YOUR INSTRUCTIONS –
Filter the entries, keeping every line with the word "time".

RECORDS PROVIDED –
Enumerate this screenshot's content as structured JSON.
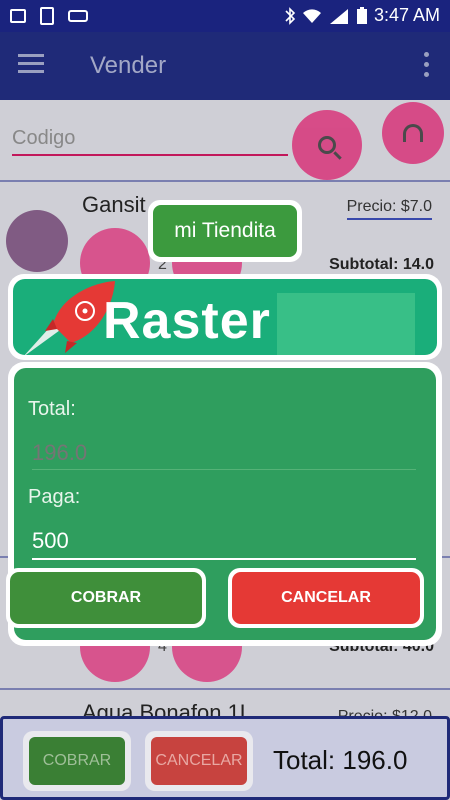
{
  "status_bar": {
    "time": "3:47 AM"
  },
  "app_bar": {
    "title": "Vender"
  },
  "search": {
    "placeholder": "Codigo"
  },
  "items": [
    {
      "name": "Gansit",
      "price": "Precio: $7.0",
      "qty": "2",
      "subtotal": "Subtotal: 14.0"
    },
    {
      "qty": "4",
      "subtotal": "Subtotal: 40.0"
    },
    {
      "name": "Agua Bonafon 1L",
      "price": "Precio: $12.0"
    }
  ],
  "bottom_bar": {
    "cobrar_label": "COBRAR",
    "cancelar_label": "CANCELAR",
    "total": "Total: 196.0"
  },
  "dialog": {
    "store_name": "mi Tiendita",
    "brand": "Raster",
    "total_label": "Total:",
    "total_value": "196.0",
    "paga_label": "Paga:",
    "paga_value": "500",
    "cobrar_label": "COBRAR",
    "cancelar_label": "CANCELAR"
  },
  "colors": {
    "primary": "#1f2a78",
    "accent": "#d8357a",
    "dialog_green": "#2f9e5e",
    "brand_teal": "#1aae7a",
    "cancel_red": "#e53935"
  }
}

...

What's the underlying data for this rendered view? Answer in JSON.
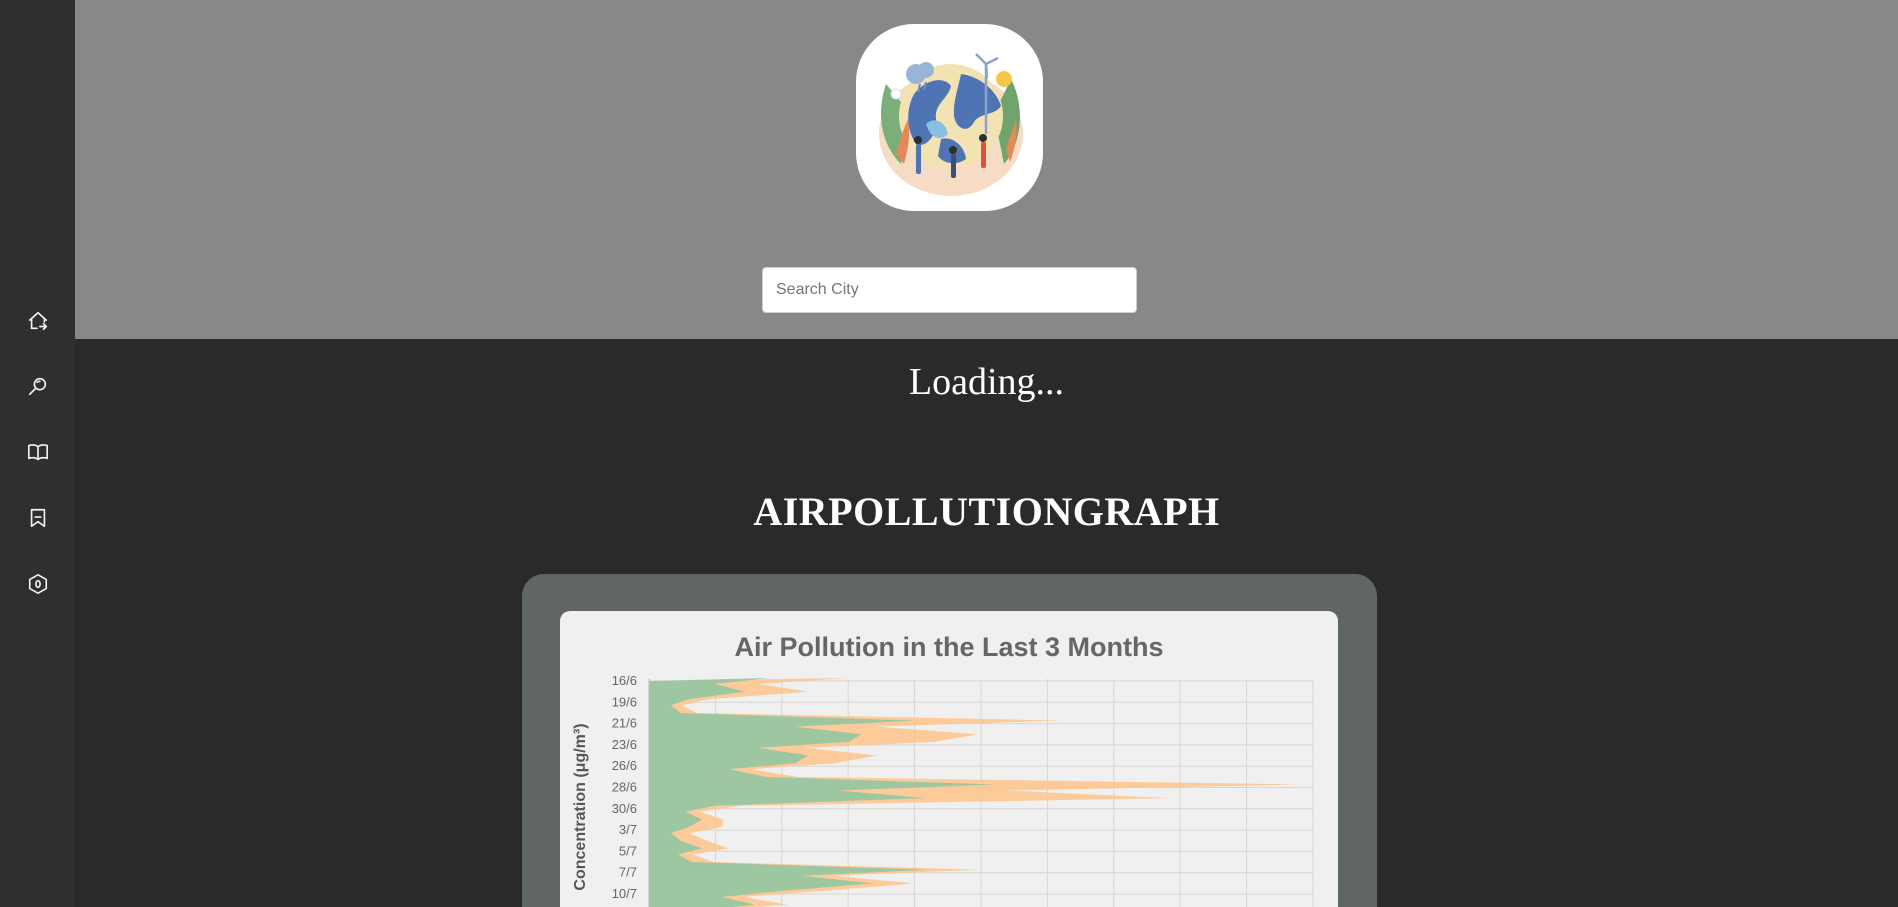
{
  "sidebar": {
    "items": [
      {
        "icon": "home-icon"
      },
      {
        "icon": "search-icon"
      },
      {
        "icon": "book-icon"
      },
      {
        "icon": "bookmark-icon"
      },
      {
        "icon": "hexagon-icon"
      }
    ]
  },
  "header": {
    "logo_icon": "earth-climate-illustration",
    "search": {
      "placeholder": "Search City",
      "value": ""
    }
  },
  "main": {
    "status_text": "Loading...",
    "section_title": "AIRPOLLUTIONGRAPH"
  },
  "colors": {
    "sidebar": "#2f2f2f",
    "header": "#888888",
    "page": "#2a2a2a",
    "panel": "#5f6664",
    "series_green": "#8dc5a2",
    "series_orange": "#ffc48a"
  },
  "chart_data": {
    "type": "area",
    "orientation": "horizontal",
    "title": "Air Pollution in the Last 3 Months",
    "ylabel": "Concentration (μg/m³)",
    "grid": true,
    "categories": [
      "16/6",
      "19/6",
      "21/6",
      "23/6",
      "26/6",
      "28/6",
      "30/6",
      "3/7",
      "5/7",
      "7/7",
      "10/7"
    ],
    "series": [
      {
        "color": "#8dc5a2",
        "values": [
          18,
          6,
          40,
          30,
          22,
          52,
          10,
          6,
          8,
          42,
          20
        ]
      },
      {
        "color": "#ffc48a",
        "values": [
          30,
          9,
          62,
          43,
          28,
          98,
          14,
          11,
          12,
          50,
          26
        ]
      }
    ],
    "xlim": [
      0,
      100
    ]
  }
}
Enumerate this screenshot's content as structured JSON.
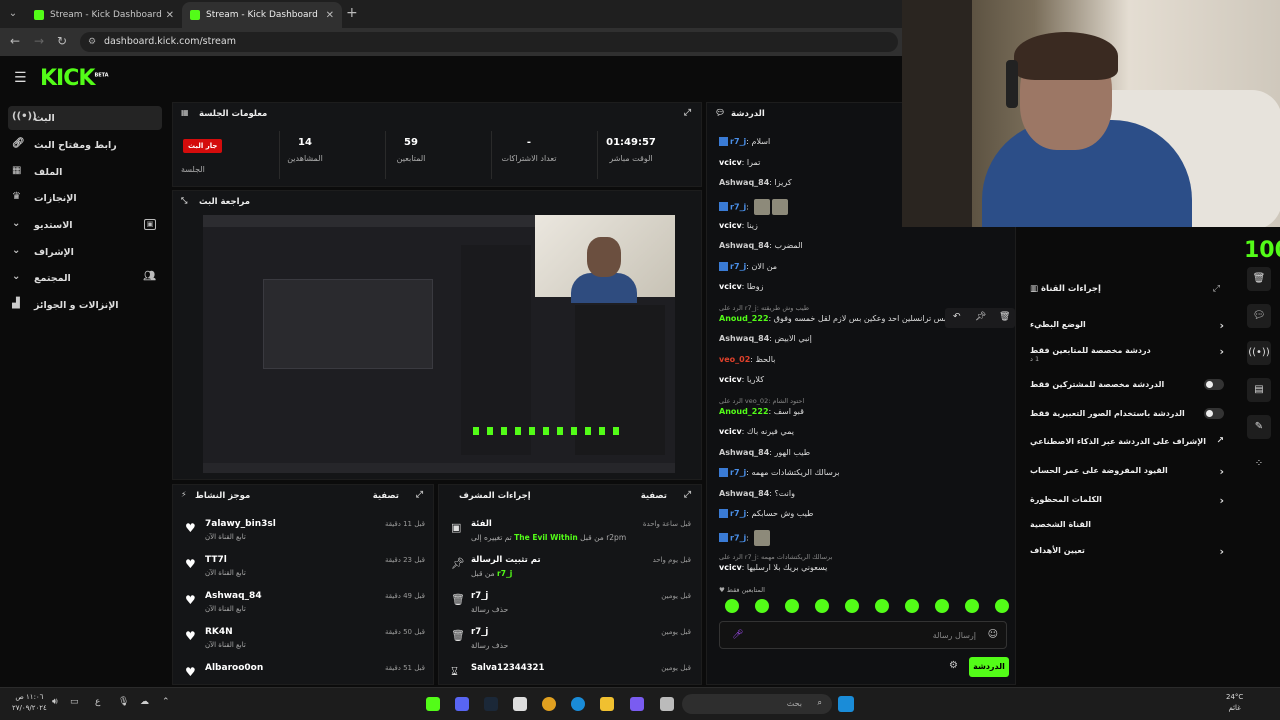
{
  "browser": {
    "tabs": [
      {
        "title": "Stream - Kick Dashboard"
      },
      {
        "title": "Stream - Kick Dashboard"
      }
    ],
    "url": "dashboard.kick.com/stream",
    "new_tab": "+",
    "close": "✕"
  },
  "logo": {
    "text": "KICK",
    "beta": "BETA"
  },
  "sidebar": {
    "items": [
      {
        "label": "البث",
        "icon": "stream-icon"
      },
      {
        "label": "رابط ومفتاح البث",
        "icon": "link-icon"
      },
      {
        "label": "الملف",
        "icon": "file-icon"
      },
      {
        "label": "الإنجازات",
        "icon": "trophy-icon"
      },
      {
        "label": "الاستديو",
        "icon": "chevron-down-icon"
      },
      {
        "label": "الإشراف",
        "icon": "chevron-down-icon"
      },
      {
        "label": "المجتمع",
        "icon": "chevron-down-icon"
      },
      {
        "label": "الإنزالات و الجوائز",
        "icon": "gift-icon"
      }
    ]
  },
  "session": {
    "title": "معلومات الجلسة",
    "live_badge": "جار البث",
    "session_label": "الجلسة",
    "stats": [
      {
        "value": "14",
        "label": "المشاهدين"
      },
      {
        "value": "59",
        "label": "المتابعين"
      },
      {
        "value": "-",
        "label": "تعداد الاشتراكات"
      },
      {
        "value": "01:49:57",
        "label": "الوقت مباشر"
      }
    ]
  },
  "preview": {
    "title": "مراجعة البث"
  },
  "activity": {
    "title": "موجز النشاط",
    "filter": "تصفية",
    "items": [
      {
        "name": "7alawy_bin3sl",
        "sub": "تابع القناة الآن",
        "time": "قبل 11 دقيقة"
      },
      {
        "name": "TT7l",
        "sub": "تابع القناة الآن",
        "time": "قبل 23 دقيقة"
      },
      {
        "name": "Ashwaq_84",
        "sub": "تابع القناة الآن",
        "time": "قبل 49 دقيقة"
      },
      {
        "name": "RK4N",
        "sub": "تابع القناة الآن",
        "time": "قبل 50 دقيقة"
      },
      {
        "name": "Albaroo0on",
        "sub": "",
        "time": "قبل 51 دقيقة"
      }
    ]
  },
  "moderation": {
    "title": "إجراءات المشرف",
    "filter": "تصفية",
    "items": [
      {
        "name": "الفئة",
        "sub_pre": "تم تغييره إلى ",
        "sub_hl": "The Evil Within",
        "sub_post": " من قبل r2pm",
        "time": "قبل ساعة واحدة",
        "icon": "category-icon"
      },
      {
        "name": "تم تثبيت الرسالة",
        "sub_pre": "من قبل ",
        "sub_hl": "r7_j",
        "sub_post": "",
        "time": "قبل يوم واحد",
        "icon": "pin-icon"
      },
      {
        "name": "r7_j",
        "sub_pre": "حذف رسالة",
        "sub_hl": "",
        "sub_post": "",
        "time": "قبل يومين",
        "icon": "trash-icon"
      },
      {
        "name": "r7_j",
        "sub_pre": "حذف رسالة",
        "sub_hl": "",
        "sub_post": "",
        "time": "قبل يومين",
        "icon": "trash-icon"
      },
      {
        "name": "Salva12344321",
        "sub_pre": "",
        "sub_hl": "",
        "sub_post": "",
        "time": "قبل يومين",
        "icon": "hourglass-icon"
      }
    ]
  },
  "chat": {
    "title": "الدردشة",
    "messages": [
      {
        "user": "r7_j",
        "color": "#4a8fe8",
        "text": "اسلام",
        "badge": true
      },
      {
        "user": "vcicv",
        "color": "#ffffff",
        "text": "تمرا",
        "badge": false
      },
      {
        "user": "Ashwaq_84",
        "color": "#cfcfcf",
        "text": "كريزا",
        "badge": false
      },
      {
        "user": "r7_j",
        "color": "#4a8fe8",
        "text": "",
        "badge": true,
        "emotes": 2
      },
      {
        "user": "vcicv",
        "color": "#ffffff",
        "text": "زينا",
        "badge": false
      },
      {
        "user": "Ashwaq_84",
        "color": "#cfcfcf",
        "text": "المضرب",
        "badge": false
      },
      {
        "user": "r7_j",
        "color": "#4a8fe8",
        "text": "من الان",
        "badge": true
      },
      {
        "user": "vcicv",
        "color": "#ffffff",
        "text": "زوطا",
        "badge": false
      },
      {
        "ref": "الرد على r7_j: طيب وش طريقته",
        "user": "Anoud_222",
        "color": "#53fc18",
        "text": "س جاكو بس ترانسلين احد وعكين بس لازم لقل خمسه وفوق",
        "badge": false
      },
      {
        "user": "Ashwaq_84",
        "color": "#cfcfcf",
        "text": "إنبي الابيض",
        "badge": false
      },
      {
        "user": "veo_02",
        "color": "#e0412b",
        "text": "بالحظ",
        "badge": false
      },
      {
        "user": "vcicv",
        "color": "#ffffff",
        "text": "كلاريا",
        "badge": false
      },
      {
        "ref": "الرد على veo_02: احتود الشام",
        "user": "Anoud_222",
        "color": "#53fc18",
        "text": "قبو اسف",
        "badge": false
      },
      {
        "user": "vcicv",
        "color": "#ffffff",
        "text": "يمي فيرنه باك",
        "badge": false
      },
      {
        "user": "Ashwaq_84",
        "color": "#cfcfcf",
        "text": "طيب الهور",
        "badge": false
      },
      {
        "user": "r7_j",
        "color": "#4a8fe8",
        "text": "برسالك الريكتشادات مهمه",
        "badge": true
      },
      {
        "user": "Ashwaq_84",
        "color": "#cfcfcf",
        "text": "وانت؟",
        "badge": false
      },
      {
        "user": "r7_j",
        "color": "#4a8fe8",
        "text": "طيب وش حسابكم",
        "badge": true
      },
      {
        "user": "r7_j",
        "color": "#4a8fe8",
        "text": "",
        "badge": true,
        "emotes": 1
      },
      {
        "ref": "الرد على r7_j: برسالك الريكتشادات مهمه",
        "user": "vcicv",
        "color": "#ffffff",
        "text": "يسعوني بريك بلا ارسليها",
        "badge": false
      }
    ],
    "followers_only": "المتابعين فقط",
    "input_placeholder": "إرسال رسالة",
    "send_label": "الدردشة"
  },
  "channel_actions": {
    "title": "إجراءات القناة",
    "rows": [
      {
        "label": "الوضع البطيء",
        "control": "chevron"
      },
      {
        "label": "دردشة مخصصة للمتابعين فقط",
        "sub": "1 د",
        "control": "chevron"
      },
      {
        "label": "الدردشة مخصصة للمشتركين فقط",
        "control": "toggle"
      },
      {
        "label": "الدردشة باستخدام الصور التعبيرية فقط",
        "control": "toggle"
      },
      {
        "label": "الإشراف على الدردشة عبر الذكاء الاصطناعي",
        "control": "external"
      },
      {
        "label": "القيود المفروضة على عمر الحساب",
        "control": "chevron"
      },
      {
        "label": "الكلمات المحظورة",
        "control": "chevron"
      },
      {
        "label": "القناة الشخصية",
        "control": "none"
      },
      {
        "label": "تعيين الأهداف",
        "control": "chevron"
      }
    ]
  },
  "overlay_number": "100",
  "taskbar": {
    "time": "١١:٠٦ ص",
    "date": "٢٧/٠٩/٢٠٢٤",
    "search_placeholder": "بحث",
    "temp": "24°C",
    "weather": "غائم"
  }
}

EXERCISE OUTPUT –
    "time": "3:47 AM"
        "time": "قبل 11 دقيقة"
        "time": "قبل 23 دقيقة"
        "time": "قبل 49 دقيقة"
        "time": "قبل 50 دقيقة"
        "time": "قبل 51 دقيقة"
        "time": "قبل ساعة واحدة",
        "time": "قبل يوم واحد",
        "time": "قبل يومين",
        "time": "قبل يومين",
        "time": "قبل يومين",
    "time": "١١:٠٦ ص",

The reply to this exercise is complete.